-- Task directions --
Given the records below, pull every line with the word "Monday" into the answer.
___ Source material ___
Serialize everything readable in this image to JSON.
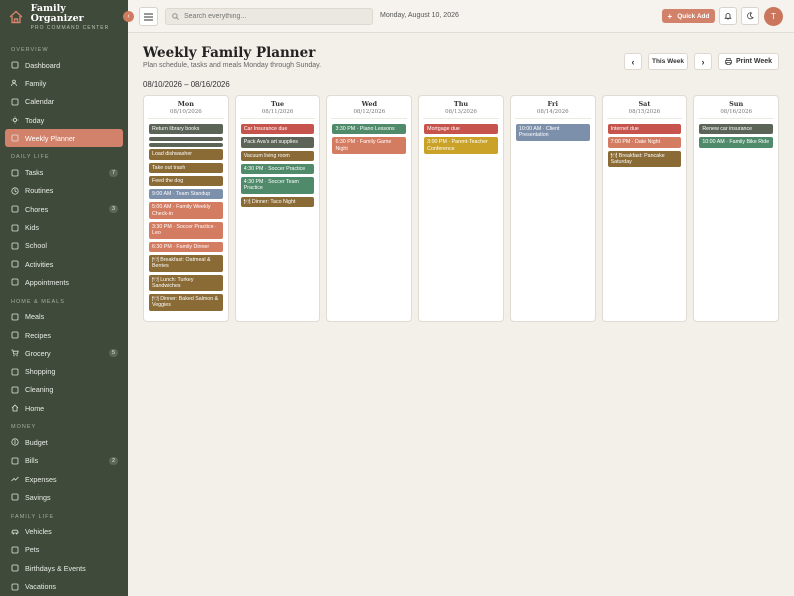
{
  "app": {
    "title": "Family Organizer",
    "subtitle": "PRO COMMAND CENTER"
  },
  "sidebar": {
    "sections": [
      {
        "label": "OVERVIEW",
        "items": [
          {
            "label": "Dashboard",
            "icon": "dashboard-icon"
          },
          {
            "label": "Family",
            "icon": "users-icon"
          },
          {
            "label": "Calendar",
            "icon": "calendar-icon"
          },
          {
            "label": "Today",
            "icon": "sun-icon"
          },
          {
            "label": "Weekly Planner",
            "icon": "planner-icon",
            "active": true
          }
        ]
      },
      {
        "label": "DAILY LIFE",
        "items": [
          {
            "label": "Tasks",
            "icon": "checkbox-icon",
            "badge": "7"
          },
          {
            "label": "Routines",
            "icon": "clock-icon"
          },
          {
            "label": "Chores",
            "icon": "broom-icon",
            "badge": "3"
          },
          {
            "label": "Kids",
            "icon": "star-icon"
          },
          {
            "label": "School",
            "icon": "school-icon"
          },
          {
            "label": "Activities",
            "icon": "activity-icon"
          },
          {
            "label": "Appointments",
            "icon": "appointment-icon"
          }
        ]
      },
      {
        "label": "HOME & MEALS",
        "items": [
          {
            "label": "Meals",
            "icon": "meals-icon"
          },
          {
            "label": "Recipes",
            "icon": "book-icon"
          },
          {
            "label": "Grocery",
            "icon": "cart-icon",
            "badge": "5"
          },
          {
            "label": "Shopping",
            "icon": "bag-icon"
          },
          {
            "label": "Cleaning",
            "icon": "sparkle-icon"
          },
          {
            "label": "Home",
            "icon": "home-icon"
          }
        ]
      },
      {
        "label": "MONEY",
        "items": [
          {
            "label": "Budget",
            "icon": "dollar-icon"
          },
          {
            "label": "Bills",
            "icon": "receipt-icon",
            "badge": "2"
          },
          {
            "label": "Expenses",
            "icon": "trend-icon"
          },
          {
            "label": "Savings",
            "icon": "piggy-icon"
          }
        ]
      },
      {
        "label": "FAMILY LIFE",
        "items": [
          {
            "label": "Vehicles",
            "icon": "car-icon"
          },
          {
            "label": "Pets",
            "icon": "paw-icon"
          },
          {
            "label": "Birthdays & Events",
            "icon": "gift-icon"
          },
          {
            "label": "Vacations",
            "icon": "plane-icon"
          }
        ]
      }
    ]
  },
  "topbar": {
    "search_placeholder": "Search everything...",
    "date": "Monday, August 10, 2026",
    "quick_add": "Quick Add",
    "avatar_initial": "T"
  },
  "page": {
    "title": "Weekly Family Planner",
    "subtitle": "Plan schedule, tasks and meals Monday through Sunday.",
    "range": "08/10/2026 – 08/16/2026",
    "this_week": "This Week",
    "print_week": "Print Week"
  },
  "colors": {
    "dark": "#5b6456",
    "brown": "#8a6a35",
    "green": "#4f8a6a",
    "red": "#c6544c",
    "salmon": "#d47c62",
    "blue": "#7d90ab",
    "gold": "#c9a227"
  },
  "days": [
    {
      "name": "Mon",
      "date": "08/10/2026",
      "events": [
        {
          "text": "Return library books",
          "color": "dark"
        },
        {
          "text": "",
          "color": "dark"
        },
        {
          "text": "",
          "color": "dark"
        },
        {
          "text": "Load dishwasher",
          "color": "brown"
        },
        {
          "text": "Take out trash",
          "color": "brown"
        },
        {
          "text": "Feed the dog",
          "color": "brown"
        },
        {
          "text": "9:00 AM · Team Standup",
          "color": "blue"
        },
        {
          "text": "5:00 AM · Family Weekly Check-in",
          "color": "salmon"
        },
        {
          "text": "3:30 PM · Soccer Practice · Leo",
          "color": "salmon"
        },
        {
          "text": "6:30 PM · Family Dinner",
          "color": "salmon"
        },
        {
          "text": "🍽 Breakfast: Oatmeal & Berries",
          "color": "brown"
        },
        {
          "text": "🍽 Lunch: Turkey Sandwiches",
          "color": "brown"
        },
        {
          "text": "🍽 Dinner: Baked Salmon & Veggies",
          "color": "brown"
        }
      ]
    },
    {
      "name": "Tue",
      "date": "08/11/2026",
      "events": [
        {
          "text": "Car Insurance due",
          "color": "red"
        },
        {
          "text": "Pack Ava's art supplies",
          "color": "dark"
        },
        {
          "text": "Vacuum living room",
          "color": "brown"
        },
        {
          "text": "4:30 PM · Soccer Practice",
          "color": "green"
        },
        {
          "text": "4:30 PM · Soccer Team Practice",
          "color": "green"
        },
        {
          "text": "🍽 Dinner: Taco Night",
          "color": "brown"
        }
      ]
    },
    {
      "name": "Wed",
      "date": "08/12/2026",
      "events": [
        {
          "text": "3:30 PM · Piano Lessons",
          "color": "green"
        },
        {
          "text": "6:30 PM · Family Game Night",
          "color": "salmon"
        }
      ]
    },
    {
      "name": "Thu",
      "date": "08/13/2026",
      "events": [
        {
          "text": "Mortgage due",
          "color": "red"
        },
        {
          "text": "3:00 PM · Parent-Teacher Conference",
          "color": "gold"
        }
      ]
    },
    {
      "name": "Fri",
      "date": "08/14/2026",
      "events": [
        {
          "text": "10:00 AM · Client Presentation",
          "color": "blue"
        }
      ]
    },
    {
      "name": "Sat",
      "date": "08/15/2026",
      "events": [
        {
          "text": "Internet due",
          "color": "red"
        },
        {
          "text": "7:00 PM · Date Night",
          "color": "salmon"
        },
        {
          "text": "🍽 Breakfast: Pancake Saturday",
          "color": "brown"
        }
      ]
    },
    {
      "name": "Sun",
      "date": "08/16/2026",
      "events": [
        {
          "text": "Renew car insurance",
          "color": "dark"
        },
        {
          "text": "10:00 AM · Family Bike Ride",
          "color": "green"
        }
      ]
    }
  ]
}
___
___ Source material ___
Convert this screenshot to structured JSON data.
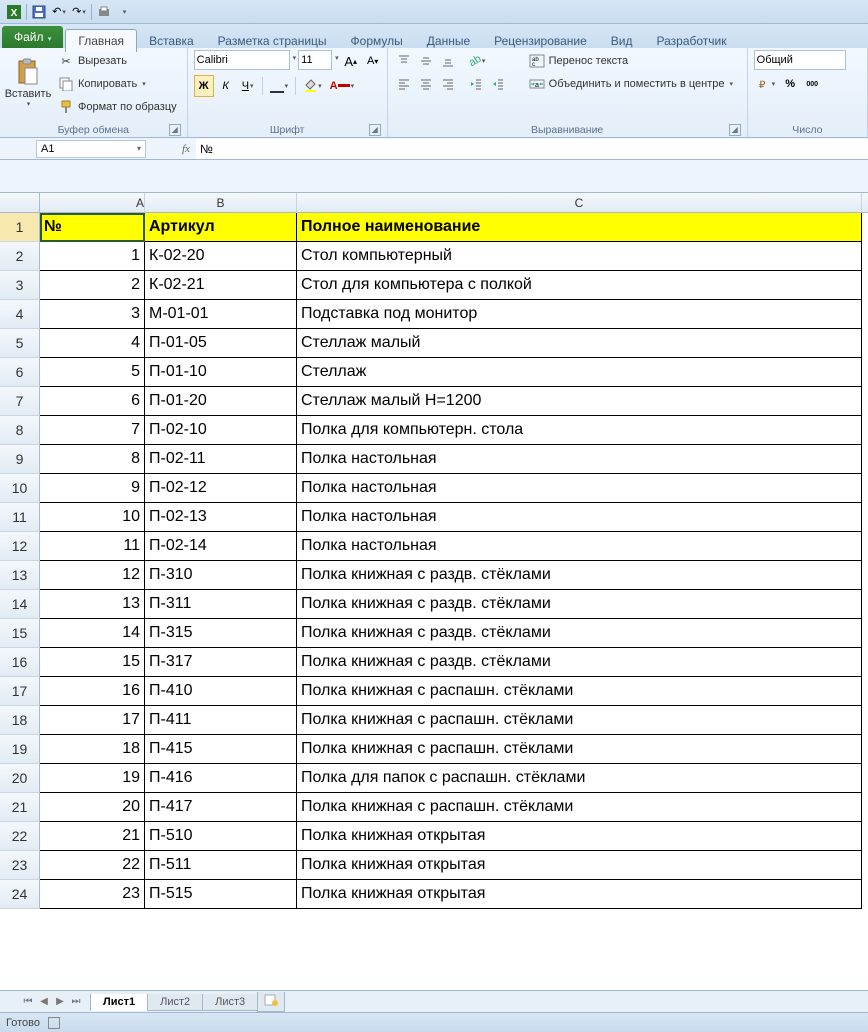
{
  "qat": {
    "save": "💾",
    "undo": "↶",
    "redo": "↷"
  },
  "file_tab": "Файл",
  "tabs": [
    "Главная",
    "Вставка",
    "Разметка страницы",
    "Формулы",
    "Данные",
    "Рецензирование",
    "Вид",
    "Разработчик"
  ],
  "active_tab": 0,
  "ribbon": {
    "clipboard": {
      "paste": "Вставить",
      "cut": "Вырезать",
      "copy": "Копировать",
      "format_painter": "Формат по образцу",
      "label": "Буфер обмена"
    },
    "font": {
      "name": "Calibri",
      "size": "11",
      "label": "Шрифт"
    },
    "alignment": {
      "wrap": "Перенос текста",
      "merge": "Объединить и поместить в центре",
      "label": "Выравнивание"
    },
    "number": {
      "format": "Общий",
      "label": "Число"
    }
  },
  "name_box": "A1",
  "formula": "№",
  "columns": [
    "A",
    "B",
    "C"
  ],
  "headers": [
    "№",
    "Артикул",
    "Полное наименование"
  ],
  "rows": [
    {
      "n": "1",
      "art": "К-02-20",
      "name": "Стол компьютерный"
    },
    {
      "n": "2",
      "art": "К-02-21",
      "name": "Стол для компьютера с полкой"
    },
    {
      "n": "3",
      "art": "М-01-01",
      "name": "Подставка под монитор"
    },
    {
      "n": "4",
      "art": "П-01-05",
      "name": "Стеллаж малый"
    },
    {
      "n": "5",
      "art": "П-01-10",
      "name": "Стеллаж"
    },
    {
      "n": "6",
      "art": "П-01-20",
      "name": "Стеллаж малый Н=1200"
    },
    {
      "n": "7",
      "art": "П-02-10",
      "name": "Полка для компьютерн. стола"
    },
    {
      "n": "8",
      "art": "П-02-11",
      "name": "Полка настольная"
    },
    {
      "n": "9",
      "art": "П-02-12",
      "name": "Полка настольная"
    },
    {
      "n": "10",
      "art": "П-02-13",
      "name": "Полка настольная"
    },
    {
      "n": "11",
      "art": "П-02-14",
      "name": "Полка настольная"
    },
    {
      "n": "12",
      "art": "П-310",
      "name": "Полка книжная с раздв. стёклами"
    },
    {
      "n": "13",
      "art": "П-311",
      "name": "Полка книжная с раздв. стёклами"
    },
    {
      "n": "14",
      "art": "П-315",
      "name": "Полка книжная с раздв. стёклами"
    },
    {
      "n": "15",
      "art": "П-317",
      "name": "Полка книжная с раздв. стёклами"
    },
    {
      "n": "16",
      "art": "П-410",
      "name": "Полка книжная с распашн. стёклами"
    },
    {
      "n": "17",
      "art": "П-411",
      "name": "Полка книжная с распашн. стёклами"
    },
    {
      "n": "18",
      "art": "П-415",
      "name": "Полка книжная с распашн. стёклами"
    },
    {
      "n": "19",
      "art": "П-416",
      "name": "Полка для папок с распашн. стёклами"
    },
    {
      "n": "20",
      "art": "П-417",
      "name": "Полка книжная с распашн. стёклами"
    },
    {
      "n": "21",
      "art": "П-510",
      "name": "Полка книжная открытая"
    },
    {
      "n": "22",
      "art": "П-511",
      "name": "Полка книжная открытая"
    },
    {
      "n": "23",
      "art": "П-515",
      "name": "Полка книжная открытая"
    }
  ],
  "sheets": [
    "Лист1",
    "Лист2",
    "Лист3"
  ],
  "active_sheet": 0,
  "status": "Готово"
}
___
-- Reply --
    "date": "Monday, August 10, 2026",
    "subtitle": "Plan schedule, tasks and meals Monday through Sunday.",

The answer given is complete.